At AIG; an offer they can’t refuse
The Wall Street Journal appears to have gotten hold of a rather disturbing AIG memo implying an unseemly threat that angry Americans will undoubtedly feel fits the crime. Unless those who had the audacity to accept bonuses start returning the money, names of bonus recipients will be handed out to the angry mob by New York’s attorney general. On the other hand, if enough people join the giveback, the names won’t be released.
In Washington, the Senate is looking increasingly less likely to vote any time soon on a measure to tax the offending bonuses out of existence. Public ire over the bonuses helped send a similar measure zipping through the House quicker than Treasury Secretary Timothy Geithner can say “too big to fail.”
The AIG memo could be seen as more evidence that the case against the bonuses is flimsy at best. Not that authorities have no right to make this kind of threat – but isn’t it kind of seedy that they think they have to?
As DealZone has argued before, all this political gangsta rap is just tapdancing around the issue that AIG and its attendant contracts could have been legally restructured in a bankruptcy and that, having bailed out AIG, Americans must come to grips with the fact that the company was saved so it could stay in business and honor its contracts, no matter how odious.

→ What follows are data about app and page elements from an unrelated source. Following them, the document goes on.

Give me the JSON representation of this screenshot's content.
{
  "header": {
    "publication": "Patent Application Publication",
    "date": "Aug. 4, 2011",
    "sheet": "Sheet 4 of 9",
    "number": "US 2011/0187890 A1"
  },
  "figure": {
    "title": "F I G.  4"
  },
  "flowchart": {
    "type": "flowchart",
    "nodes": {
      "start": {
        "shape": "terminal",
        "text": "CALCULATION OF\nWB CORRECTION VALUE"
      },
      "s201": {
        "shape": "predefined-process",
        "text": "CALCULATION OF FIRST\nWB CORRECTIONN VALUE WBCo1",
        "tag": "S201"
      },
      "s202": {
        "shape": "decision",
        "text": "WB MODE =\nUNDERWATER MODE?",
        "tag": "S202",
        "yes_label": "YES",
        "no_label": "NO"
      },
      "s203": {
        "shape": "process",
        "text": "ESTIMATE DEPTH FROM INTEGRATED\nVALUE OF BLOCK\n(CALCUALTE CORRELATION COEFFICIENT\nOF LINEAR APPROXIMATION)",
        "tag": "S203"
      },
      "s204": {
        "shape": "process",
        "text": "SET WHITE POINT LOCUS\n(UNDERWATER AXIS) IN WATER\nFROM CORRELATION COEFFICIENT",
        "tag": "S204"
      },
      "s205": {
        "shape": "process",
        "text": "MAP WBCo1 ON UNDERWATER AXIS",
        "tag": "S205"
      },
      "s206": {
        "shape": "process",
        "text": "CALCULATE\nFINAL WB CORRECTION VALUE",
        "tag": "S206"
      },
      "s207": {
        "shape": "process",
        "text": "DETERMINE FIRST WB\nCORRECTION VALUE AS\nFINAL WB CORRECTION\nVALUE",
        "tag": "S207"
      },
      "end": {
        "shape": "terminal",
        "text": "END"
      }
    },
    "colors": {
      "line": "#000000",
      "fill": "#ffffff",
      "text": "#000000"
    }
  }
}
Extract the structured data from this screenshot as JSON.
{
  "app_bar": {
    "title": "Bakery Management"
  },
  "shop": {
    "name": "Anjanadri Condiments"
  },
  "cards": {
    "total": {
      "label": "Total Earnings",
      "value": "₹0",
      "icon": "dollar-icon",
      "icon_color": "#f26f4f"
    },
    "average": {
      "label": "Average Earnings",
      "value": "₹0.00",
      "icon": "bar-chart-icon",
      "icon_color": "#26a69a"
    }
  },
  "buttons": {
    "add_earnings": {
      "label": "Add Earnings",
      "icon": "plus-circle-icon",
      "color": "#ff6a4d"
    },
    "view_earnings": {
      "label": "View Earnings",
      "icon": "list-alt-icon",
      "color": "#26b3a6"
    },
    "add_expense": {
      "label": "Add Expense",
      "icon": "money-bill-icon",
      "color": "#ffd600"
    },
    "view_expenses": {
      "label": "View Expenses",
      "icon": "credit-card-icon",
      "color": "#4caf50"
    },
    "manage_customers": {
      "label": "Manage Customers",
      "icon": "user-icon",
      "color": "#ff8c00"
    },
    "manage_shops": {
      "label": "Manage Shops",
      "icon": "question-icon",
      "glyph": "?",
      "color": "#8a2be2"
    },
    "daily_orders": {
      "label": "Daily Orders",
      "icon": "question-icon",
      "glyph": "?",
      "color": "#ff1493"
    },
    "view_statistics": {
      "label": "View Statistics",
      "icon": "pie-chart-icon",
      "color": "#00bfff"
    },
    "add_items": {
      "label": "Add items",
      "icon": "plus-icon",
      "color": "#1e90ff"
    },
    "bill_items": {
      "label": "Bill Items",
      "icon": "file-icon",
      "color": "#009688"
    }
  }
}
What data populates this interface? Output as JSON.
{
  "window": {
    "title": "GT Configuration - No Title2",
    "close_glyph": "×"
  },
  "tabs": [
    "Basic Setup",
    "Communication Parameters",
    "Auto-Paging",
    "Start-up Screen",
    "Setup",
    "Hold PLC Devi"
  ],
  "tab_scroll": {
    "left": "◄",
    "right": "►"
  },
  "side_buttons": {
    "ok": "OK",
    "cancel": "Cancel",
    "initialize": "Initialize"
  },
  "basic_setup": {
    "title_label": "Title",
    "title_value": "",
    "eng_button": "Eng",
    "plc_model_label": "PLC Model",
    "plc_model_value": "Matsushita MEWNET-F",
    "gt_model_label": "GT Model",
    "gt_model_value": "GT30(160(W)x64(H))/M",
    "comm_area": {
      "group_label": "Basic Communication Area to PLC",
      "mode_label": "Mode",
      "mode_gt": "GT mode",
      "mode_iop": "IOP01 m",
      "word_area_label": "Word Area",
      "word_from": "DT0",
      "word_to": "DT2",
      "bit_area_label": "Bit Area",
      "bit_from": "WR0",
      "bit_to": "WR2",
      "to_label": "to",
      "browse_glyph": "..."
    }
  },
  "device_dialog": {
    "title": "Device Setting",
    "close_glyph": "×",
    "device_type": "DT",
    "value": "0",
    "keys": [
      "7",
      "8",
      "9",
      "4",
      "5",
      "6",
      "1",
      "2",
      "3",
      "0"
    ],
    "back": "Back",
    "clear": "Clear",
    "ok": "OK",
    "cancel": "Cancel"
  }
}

Either that, or kiss the $180 billion rescue goodbye and put bankruptcy back on the table.
Christopher Kaufman; DealZone Editor
Deals of the Day:
* Swiss drug maker Novartis said it had made an open offer to acquire up to an additional 39 percent in its unit Novartis India at 351 rupees per share.
* U.S. restaurant operator Yum! Brands said that had it agreed to buy about 20 percent of China hot-pot chain operator Little Sheep for $63 million from U.K. private equity firm 3i Group and other sellers.
* The New York Times, which is trying to lighten its debt load as advertising revenue falls, plans to sell the Times Daily newspaper of Florence, Alabama to a regional publisher.
* German retailer Metro AG has taken a controlling stake in Britain’s 24-7 Entertainment, which supplies technology used in music downloads, Metro said.
* When the world’s biggest concert promoter and largest ticket seller announced they would merge last month, it seemed unlikely that antitrust enforcers would approve the creation of such an entertainment giant.
* State-run Indian Oil Corp said the government had approved a proposal to absorb its subsidiary Bongaigaon Refinery & Petrochemicals (BRPL). Indian Oil will issue four shares for every 37 shares in BRPL, it said in a statement.
(PHOTO: Pastor Mary Huguley tries to deliver a letter to a security guard in front of the home belonging to Douglas Poling, one of numerous executives who were recipients of a bonus from American International Group Inc. (AIG) in Fairfield, Connecticut March 21, 2009. REUTERS/Eric Thayer)